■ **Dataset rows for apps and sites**

[Start of section]

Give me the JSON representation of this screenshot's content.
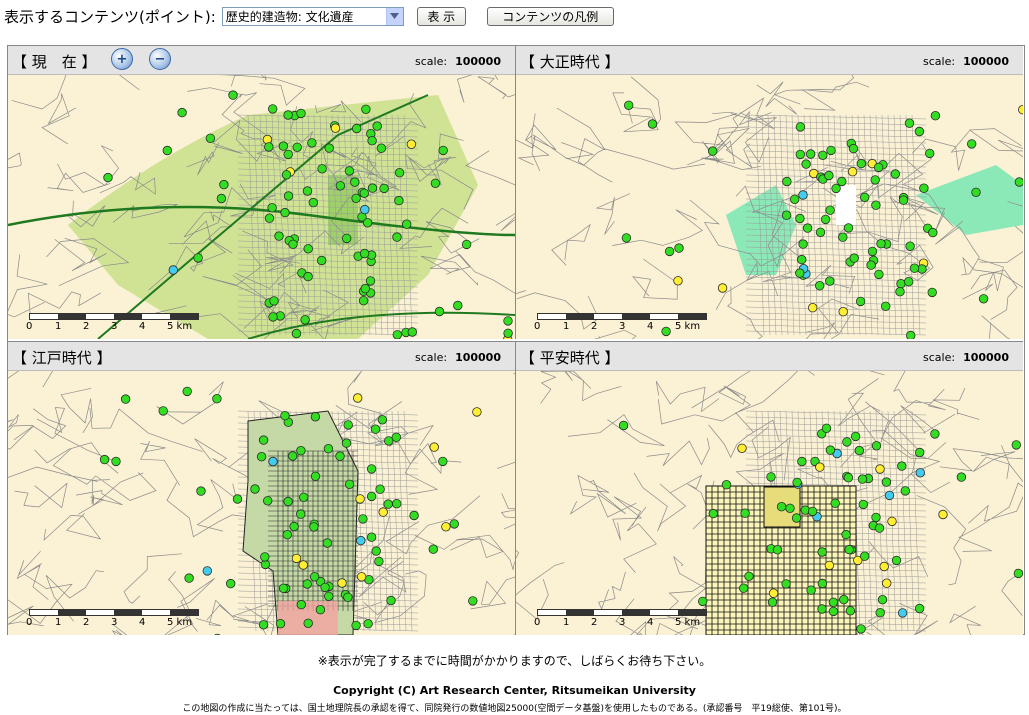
{
  "toolbar": {
    "label": "表示するコンテンツ(ポイント):",
    "select_value": "歴史的建造物: 文化遺産",
    "show_button": "表 示",
    "legend_button": "コンテンツの凡例"
  },
  "panels": [
    {
      "title": "【 現　在 】",
      "scale_label": "scale:",
      "scale_value": "100000"
    },
    {
      "title": "【 大正時代 】",
      "scale_label": "scale:",
      "scale_value": "100000"
    },
    {
      "title": "【 江戸時代 】",
      "scale_label": "scale:",
      "scale_value": "100000"
    },
    {
      "title": "【 平安時代 】",
      "scale_label": "scale:",
      "scale_value": "100000"
    }
  ],
  "zoom": {
    "in": "+",
    "out": "−"
  },
  "scalebar_ticks": [
    "0",
    "1",
    "2",
    "3",
    "4",
    "5 km"
  ],
  "colors": {
    "map_background": "#fbf1d4",
    "point_green": "#33dd22",
    "point_yellow": "#ffee33",
    "point_cyan": "#44ccee",
    "present_landuse": "#c8e08a",
    "taisho_landuse": "#6fe7b0",
    "edo_landuse": "#c5d9a7",
    "heian_grid": "#fbf5b9"
  },
  "footer": {
    "note": "※表示が完了するまでに時間がかかりますので、しばらくお待ち下さい。",
    "copyright": "Copyright (C) Art Research Center, Ritsumeikan University",
    "survey": "この地図の作成に当たっては、国土地理院長の承認を得て、同院発行の数値地図25000(空間データ基盤)を使用したものである。(承認番号　平19総使、第101号)。"
  }
}
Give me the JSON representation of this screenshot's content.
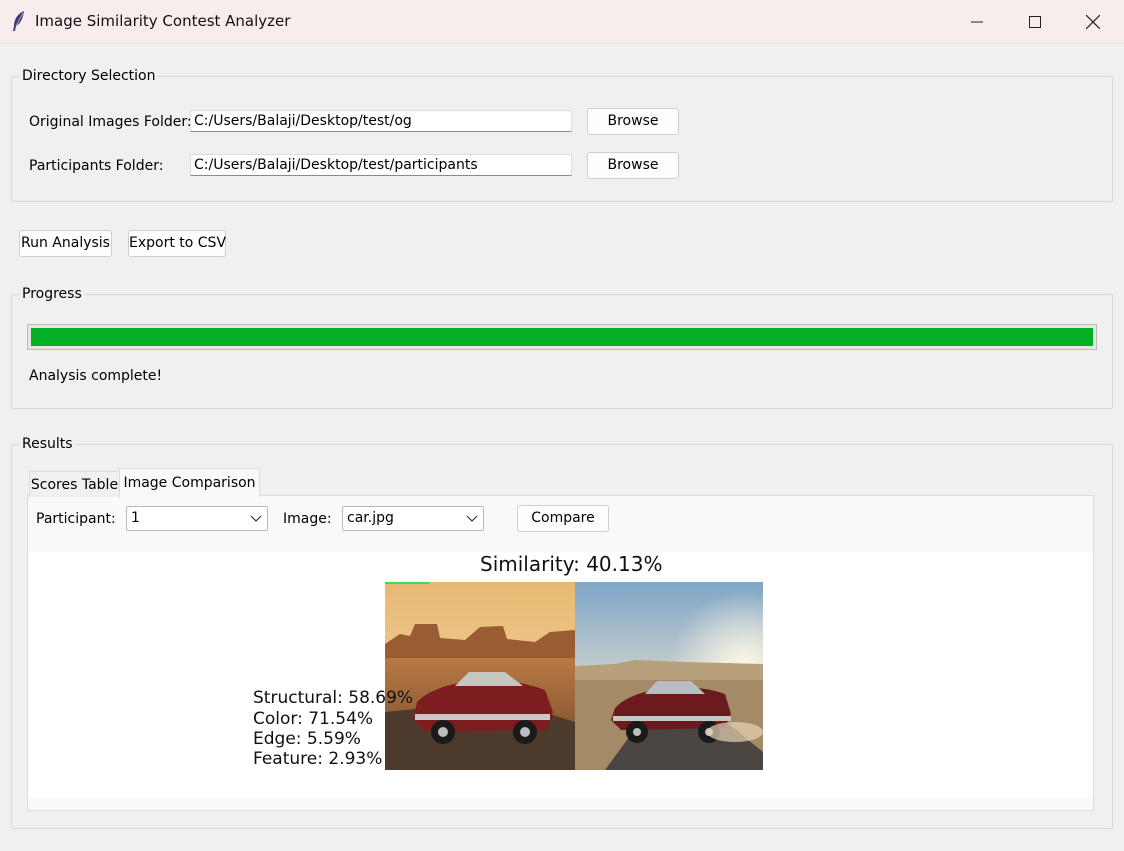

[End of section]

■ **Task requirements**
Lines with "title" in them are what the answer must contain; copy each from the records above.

■ **The answer**
      "title": "【 現　在 】",
      "title": "【 大正時代 】",
      "title": "【 江戸時代 】",
      "title": "【 平安時代 】",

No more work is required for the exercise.